── Data section ──
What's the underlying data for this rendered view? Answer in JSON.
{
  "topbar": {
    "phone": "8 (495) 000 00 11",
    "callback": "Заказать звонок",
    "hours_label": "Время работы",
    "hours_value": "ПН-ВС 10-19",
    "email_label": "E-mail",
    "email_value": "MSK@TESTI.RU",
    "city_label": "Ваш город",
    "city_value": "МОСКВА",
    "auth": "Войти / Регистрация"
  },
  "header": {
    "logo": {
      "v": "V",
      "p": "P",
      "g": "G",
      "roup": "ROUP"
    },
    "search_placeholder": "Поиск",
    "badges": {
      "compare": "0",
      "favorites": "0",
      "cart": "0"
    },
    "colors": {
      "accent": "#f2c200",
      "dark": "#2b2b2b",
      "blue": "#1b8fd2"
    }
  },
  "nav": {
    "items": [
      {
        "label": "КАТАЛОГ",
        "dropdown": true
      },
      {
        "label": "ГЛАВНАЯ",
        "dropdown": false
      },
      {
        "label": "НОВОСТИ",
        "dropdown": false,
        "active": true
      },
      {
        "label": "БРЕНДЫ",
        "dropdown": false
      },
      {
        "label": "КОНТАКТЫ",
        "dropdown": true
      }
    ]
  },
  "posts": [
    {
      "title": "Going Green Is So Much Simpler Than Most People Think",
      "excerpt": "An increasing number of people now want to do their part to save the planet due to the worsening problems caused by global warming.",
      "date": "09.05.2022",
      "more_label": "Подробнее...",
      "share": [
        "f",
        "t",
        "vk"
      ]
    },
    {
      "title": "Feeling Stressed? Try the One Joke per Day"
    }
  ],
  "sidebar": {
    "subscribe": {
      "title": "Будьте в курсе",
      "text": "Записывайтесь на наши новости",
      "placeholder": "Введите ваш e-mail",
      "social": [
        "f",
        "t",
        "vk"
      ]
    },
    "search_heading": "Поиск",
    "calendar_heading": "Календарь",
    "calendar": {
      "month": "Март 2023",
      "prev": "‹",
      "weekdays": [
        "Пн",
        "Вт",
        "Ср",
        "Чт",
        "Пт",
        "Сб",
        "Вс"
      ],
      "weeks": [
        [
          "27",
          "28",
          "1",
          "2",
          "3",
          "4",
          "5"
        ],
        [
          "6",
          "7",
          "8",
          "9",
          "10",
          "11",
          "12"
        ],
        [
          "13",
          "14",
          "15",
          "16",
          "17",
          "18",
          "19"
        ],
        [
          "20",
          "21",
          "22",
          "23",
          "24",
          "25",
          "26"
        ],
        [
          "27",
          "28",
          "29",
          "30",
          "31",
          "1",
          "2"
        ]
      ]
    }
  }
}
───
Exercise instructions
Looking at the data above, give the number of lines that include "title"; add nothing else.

Response
3